┌─ SOURCE DATA
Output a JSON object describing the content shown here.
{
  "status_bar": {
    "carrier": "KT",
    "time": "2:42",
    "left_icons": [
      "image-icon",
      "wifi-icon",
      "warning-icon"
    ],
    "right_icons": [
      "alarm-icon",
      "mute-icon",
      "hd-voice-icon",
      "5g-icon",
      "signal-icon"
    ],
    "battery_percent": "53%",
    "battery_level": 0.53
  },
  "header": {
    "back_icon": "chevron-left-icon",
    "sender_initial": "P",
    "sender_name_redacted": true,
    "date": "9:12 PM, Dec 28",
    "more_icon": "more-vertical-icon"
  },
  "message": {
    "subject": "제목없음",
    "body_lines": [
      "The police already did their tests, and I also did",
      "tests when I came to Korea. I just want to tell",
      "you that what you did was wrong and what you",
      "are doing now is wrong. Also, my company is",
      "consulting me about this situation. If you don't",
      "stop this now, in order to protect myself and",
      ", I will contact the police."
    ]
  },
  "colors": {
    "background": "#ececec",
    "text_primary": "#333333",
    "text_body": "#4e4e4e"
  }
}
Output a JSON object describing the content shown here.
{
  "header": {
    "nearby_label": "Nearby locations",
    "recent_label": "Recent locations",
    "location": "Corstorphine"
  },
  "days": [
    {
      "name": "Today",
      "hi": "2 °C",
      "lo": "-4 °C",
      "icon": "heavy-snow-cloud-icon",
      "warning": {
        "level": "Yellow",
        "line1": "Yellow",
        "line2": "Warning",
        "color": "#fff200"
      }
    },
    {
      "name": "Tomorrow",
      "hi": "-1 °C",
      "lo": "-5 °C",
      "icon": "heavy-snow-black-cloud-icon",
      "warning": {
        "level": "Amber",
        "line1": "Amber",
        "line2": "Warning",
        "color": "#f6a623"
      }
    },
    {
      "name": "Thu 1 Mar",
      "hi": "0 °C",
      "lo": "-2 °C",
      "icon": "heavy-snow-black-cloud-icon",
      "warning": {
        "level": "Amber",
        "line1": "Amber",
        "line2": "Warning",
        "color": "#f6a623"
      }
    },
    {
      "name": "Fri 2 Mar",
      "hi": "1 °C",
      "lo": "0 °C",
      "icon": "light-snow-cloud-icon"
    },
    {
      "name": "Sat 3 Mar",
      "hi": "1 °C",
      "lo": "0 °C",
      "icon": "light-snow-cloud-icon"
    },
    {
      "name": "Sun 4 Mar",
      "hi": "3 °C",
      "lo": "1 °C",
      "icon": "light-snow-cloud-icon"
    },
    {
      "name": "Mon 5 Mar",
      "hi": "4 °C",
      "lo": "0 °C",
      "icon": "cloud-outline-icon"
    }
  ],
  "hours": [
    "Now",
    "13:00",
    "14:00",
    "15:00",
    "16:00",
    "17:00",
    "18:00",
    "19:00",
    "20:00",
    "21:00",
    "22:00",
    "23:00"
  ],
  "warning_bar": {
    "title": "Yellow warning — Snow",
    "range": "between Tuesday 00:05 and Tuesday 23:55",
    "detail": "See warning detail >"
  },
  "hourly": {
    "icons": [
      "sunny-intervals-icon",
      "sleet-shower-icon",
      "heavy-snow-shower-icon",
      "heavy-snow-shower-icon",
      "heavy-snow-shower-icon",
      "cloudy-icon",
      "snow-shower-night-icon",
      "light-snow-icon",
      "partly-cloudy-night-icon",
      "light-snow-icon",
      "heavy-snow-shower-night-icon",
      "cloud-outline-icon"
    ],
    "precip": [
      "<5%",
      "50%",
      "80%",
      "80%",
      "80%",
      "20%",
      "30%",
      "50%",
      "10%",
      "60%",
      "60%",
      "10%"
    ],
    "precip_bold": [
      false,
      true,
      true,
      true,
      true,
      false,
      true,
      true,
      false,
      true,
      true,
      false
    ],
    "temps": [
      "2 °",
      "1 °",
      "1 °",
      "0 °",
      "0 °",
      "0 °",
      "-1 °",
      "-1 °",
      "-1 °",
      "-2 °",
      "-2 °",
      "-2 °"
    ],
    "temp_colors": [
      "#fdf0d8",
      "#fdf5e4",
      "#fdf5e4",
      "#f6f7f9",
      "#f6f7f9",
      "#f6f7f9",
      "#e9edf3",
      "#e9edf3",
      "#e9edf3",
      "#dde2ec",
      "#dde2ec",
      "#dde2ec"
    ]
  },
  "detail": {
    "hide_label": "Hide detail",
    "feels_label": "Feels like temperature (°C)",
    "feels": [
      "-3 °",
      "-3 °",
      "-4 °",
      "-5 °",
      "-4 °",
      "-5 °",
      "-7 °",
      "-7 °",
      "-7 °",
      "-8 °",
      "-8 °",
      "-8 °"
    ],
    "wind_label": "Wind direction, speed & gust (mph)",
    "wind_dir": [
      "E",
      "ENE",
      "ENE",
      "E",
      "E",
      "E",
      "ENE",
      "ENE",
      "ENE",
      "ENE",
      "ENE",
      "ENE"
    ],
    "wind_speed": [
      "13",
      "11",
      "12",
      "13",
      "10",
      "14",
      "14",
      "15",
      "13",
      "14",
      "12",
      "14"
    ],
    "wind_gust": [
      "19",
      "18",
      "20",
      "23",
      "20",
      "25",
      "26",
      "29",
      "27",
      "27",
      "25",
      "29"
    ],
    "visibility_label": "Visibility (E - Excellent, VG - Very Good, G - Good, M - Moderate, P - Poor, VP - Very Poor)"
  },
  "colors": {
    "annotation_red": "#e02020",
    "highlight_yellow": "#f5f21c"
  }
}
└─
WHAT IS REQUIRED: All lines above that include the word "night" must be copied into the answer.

SOLUTION TO THE EXERCISE:
      "snow-shower-night-icon",
      "partly-cloudy-night-icon",
      "heavy-snow-shower-night-icon",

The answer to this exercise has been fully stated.